Diggin’ rocks


Connecticut grows two things: trees and rocks.

One of the things you notice about Connecticut after driving the back roads for a while is the vast number of rock walls. They are everywhere. Some date back to the 1600’s when the first settlers landed on the east coast and moved inland a bit. While fighting off the elements and even the nomadic natives that considered Connecticut part of their territory, they attempted to plant and grow crops. First they had to cut down trees. Lots and lots of trees. Once they started pulling up stumps from all of those cut trees they must have been a bit upset to discover that they couldn’t plow a foot without hitting a rock, some very large. I can’t imagine the difficulties the original settlers faced trying to live on this new land as their ancestors lived in England and Europe.

My property has probably never been farmed since it is part of a large, hilly area. But my yard had 8 inches or so of topsoil brought in when the house was built in the 80’s. This gives anyone starting to dig a garden a false sense of potential. Yes, that first 6-8 inches is easy enough. But then you try to get that last 4-6 inches and you will hit a rock. Some as small as 6-8 inches across, but many 18-24 inches across. And then there are the boulders. You think they are just rocks. You know, the kind that you dig up and carry to start your own quaint, little rock wall with. But no, you keep digging down farther and farther until the dreaded realization hits that this sucker is monstrous. I have one of these in a front flower bed (well, actually one in a flower bed away from the house and another right near the front of the house). These typically become “focal points” of the landscaping. Yep, you just wrap your head around the idea that that rock is going noplace but up, one to two inches a year.
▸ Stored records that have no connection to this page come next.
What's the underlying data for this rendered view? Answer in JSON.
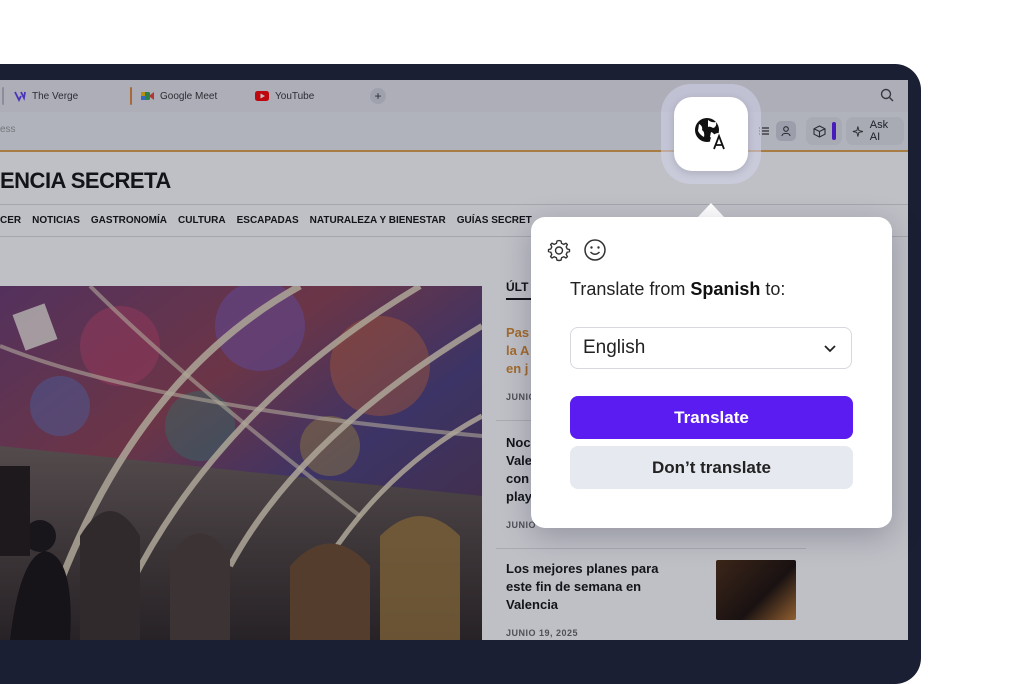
{
  "tabs": [
    {
      "label": "The Verge",
      "icon": "verge-logo-icon",
      "color": "#5b3cf0"
    },
    {
      "label": "Google Meet",
      "icon": "google-meet-icon",
      "color": "#34a853"
    },
    {
      "label": "YouTube",
      "icon": "youtube-icon",
      "color": "#ff0000"
    }
  ],
  "address": {
    "partial_text": "ess"
  },
  "toolbar": {
    "ask_ai_label": "Ask AI"
  },
  "site": {
    "logo_text": "ENCIA SECRETA",
    "nav": [
      "CER",
      "NOTICIAS",
      "GASTRONOMÍA",
      "CULTURA",
      "ESCAPADAS",
      "NATURALEZA Y BIENESTAR",
      "GUÍAS SECRET"
    ],
    "side_heading": "ÚLT",
    "articles": [
      {
        "lines": [
          "Pas",
          "la A",
          "en j"
        ],
        "date": "JUNIO"
      },
      {
        "lines": [
          "Noc",
          "Vale",
          "con",
          "play"
        ],
        "date": "JUNIO"
      },
      {
        "lines": [
          "Los mejores planes para",
          "este fin de semana en",
          "Valencia"
        ],
        "date": "JUNIO 19, 2025"
      }
    ]
  },
  "translate_popup": {
    "title_prefix": "Translate from ",
    "source_language": "Spanish",
    "title_suffix": " to:",
    "target_language": "English",
    "translate_label": "Translate",
    "dont_translate_label": "Don’t translate"
  },
  "colors": {
    "accent": "#5a1cf0",
    "site_orange": "#d98a2b"
  }
}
Well, there is one in my front vegetable garden, and I want it out! I went to my 22yo son and said, “There’s a boulder in my front garden. Any ideas on what I should do?” He looked at me, thought for about half a second and said, “Cover it back up.” He walked away. He is one smart kid. I’m feeling really ornery, though. I’m kind of mad at my life, my ex-husband, my situation, the feelings of powerlessness at our government, the state that I live in and its insane policies that are closing down companies right and left while declaring that they are the caring politicians. I’m pissed. And this boulder is getting a lot of that anger directed right at it. Better than some of the other ways I could express my frustration, right?

I started turning the front garden and then added about 7 feet that had not been turned last year. Both parts of the garden contained a lot of fairly large rocks. And then there is the boulder. It won’t wiggle, and we can’t even find the bottom yet.


After a little research it looks like the only way to deal with a boulder like this one is to drill holes in a line, insert a wooden wedge and split it, one small piece at a time. I might cover that thing up after all. And grow something with shallow roots in that area this year. But then again, how angry am I? I’ll let you know.


2 responses »

    • They sure do grow. The rock in the flower bed near the house started out about 6″ across. It is pushing 3 feet across now and getting bigger. I am so glad that it isn’t near the foundation or I would need to have it removed. Still not sure what I will do with the boulder in my garden. I want to learn how to split a rock anyway so this might be a good way to learn, even if I just cut a few inches off the top so I have a little more soil depth there. I’ll let you know 🙂


Leave a Reply

Fill in your details below or click an icon to log in:

WordPress.com Logo

You are commenting using your WordPress.com account. Log Out /  Change )

Google+ photo

You are commenting using your Google+ account. Log Out /  Change )

Twitter picture

You are commenting using your Twitter account. Log Out /  Change )

Facebook photo

You are commenting using your Facebook account. Log Out /  Change )


Connecting to %s